    Have a look at the sailing supply shop in Coventry Garden. You can buy rope by the yard, st James woollen caps at USD $16 instead of the rip off price jcrew charge.

    Labour and Wait on July 26, 2011 6:03 AM:

    Hello Michael, thanks for the kind words and the lovely pictures – you’re right, we get a lot of bloggers and photographers but we’re always happy to say hello. Thanks to the others who have said nice things too.

    I’d just like to make one small correction to a comment – our Armorlux breton shirts and jumpers are at least as old and as original as the St James ones, from a very traditional French company, and we believe they are a superior shirt.

    I’d just like to clear that up as we’d hate anyone to think we sell expensive and generic knock offs.

    Great blog too – thanks Michael.

    Bradley Thompson on July 26, 2011 12:49 PM:

    So glad to see L&W getting coverage here! I wonder how they compare to Brook Farm General Store or Manufactum; the aesthetic seems similar. That enamelware looks top notch.

    JohnP on July 26, 2011 5:17 PM:

    Great shop, always worth a look for unusual home items and yes, Armorlux make great Breton shirts .

    Oscar Udeshi on July 26, 2011 7:11 PM:

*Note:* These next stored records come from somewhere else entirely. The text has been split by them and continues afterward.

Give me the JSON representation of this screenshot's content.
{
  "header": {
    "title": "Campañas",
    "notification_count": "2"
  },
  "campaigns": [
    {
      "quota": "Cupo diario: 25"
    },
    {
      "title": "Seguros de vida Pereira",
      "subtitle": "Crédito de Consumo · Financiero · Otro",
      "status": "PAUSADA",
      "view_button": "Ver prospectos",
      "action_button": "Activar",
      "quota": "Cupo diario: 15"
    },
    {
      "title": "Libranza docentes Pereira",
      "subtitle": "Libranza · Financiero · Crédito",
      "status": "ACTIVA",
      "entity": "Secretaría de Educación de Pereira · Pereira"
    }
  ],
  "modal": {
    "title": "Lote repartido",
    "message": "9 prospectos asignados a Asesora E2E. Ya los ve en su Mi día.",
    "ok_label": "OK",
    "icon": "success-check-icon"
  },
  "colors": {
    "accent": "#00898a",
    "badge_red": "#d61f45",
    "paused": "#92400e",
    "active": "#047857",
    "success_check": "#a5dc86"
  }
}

    The Amorlux shirts, if my memory serves me correctly, were softer and finer. The St James is the go to brand, just like Gilette is for razors. They are better known. I think my problems was that I view the breton shirts as utility wear and imagine fishermen still using them, and the shorter than average sleeve length is a design feature so the sleeves don’t get completely soaked when pulling the nets up. As I view it as utility wear, I expect them to be durable and not expensive. The Amorlux items weren’t that cheap nor that durable. Saying that I have the St James wool knit caps and they feel like sandpaper, but then they cost about as much. Nice that Labour & Wait offer an alternative. I am not a fisherman nor French, so I don’t know which one of the two is the true original. My 5 pennies.

    I do think the store is great and if there was one closer to the west end I would go every two weeks and have a kitchen full of their wares. I still love the aluminium pencil sharpener and will get a second one, just in case I ever misplace the first one.

    Smith&Ratliff on July 27, 2011 7:55 PM:

    This shop looks amazing. Adding it to my list.

    andrea on July 28, 2011 11:47 PM:

    Their nice web site led me to Spitalfields Life ( which looks to be a wonderful site–daily chronicles of East London.

    Bertie on July 29, 2011 10:12 AM:

    L&W was a disappointment to be honest. I love the whole plain old-fashioned simply designed ethos, but it seemed as though they just had the same bits you see everywhere else and not very excitingly presented. OK, now I know they were sort of the first to revive this look and everyone else has copied them, but I feel like other people have actually done it better at this point. The shop felt really dull, but not good dull as it should be.

    Disneyrollergirl on July 29, 2011 2:10 PM:

    LOVE Labour & Wait, I buy my almond-scented glue there and also have the initial post card. I’d say it’s on a par with Manufactum. I think the merchandising is beautiful but would like to know the names of these other stores who ‘do it better’ … Would love to visit!

    stefano on July 29, 2011 5:47 PM:


    Kit Mitchell on July 30, 2011 8:37 PM:

    LOVE Labour & Wait and your whole sensibility too!
    It all makes me feel good!
    Thanks for bringing attention to superlative brands and merchandising!
    Cheers, kit

    Philippe Herbet on July 31, 2011 10:29 AM:

    I absolutely love Labour & Wait !
    I suggest you to try when you are in Germany, Köln, Düsseldorf, Frankfurt, Hamburg, Berlin… Something like that… but much more bigger and German.

    gabriel on August 1, 2011 8:33 PM:

    the scale of Labour and Wait is perfect just like a corner shop, one of my favorite places to see when Im visiting London, is very authentic and whit out pretensions.

    Matt on August 21, 2011 5:48 PM:

    What is that font type?!?!

Comments are closed.